‘Requiem for a Wren’ is based on this and other real events witnessed by Nevil Shute at HMS Mastodon. He was taken daily onto the river by the female boat crews to work on his prototype weapons and rocket launcher. Perhaps one of the boat crew was the inspiration for the central character, Jane Prentice. Other, more tangible, reminders of this time remain; in the concrete ramps at Exbury and Lepe, in objects revealed in the mud when the tide recedes, and in the memories of those who witnessed the events of 1944.
In 2005 I wrote and produced the play ‘Requiem for a Wren’ for performance outdoors at Exbury Gardens and Lepe beach. In spite of squally rain (reminiscent of the weather before D-Day), it was fully attended, with veterans and relatives travelling here from as far away as Australia and Canada.
One dignified elderly man returned to England for the first time in 45 years. He had been a naval diver and I couldn’t help wondering if he was the true love-interest hero from the book and if he also had risked his life dismantling mines off the French coast.

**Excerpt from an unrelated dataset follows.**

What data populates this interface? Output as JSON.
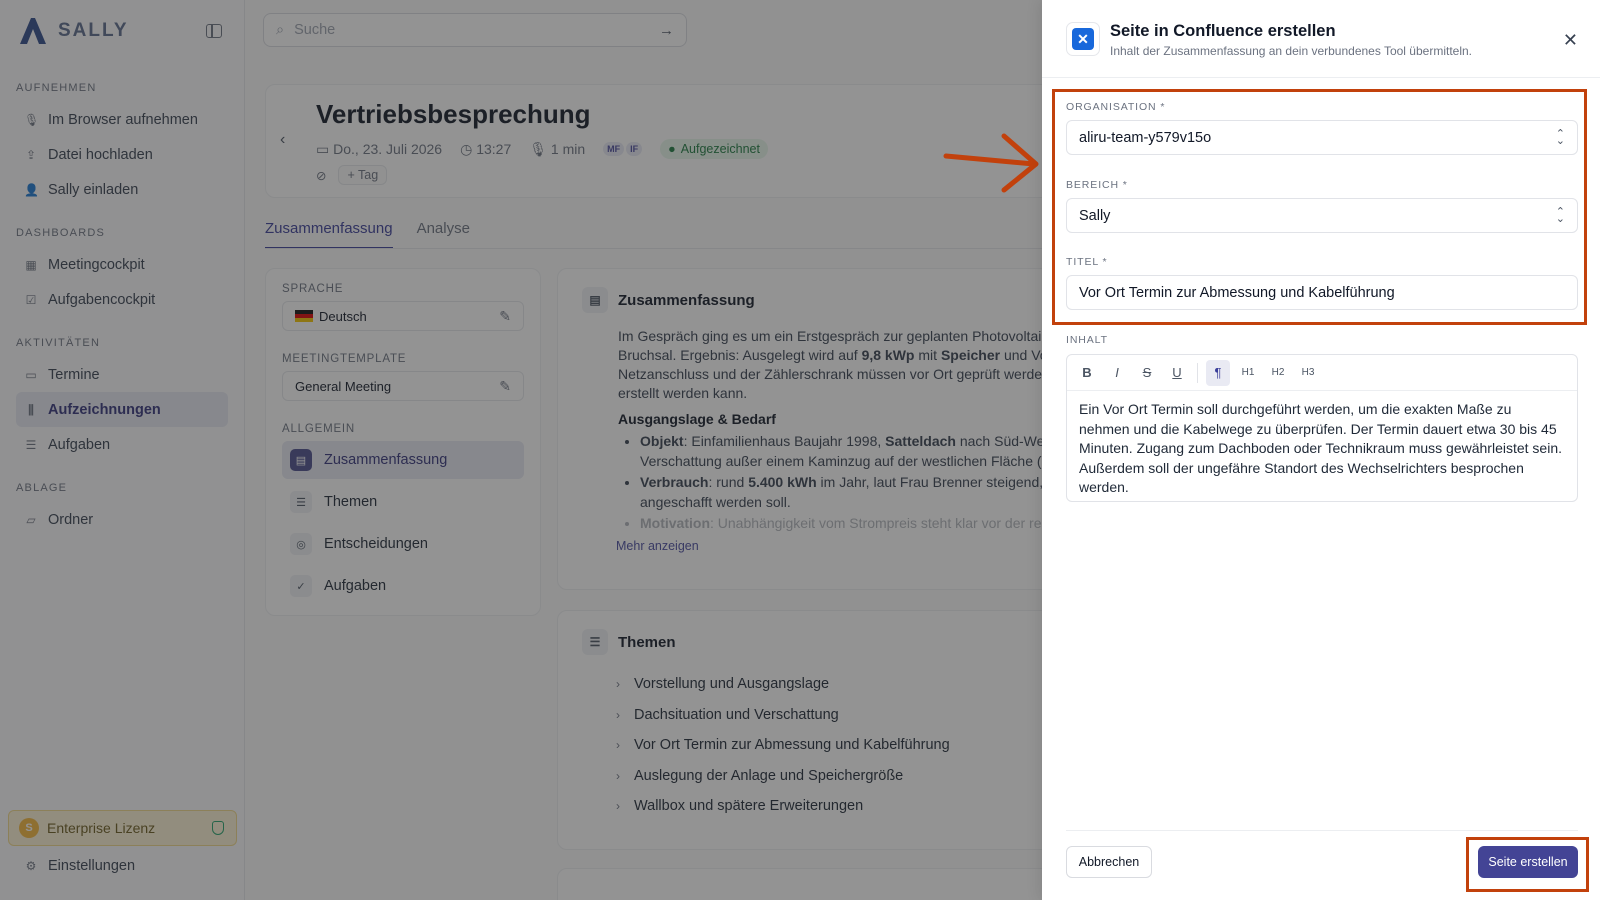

He sat quietly in the audience, wiping his eyes when in the battle to load the landing craft on Lepe beach, Jane Prentice’s dog is accidentally killed.
Before he left Exbury, he held my hand and thanked me for the day. It was my eyes that filled with tears.
About the author
Jenny Knowles grew up in India, where stories were part of her life: told by the barber to keep her still, by missionaries to spread ‘The Word’, and by her mother in her letters to Jenny at boarding school. At sixteen she returned to England where she eventually met her husband, Dave. He worked at Southern Television, and she soon found herself script-writing for the family video business.
She has always written and has won a couple of prizes, but her novels remain unfinished while she builds her fledgling publishing business, Little Knoll Press. She is looking for life stories, especially those linked to places and events that would otherwise be forgotten in the fast-changing world.